Patent Citations
Cited PatentFiling datePublication dateApplicantTitle
US4572380 *Jun 27, 1983Feb 25, 1986Herman AlexanderPad holder adapted for multiple modes of mounting and associated methods
US4662422 *Apr 22, 1985May 5, 1987Hunter Douglas, Inc.Support for an operating element of a vertical blind assembly
Referenced by
Citing PatentFiling datePublication dateApplicantTitle
US4936370 *Jan 31, 1989Jun 26, 1990Chiang Por-ChuVertical blind assembly with an adjustable width
US5598880 *Jun 2, 1995Feb 4, 1997Burlington Industries, Inc.Top treatment for blinds and packaging therefor
US6116322 *Aug 21, 1997Sep 12, 2000Hunter Douglas Inc.Control system for a vertical vane covering for architectural openings

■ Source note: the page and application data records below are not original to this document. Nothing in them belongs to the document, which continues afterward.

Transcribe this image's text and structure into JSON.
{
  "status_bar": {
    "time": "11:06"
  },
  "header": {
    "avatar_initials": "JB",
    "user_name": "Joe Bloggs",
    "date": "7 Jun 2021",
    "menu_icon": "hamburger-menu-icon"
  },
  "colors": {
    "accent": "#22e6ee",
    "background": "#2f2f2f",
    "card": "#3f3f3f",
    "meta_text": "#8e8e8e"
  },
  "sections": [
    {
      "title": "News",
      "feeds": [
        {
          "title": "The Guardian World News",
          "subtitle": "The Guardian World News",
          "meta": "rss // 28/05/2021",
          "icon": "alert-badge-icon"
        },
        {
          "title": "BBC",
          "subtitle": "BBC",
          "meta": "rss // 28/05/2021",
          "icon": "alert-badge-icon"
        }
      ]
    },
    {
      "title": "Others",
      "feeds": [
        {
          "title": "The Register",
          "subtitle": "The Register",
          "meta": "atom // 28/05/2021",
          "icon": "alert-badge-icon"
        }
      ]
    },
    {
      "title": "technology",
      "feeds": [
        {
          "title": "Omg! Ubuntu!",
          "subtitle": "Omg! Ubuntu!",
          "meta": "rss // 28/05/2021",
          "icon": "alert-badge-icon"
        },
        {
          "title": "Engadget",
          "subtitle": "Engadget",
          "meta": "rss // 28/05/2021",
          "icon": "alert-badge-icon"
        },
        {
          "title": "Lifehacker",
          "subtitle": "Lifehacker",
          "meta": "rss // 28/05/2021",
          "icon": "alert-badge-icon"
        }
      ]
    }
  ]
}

US6202730 *Mar 25, 1998Mar 20, 2001Paul LeeVertical window blind carrier
US6311756Jan 6, 2000Nov 6, 2001Hunter Douglas Inc.Mounting system for coverings for architectural openings
US6408924Nov 28, 2001Jun 25, 2002Hunter Douglas Inc.Control system for a vertical vane covering for architectural openings
US6491085 *Mar 14, 2000Dec 10, 2002Hunter Douglas Inc.Control and suspension system for a vertical vane covering for architectural openings
US6505666 *Aug 1, 2001Jan 14, 2003Hunter-Douglas, Inc.Shaft support for vertical blinds
US6755230Apr 16, 2002Jun 29, 2004Hunter Douglas Inc.Powered control system for a covering for architectural openings
US6983784Jun 25, 2002Jan 10, 2006Hunter Douglas Inc.Control system for a vertical vane covering for architectural openings
Classifications
U.S. Classification160/168.10V, 160/178.10V, 160/126, 160/178.10R
International ClassificationE06B9/36
Cooperative ClassificationE06B9/362
European ClassificationE06B9/36D
Legal Events
DateCodeEventDescription
Jan 14, 1988ASAssignment
Owner name: HUNTER DOUGLAS INC., 2 PARK WAY AND ROUTE 17 SOUTH
Free format text: ASSIGNMENT OF ASSIGNORS INTEREST.;ASSIGNOR:ANDERSON, RICHARD N.;REEL/FRAME:004842/0033
Effective date: 19880112
Sep 9, 1992REMIMaintenance fee reminder mailed
Feb 7, 1993LAPSLapse for failure to pay maintenance fees
Apr 20, 1993FPExpired due to failure to pay maintenance fee
Effective date: 19930207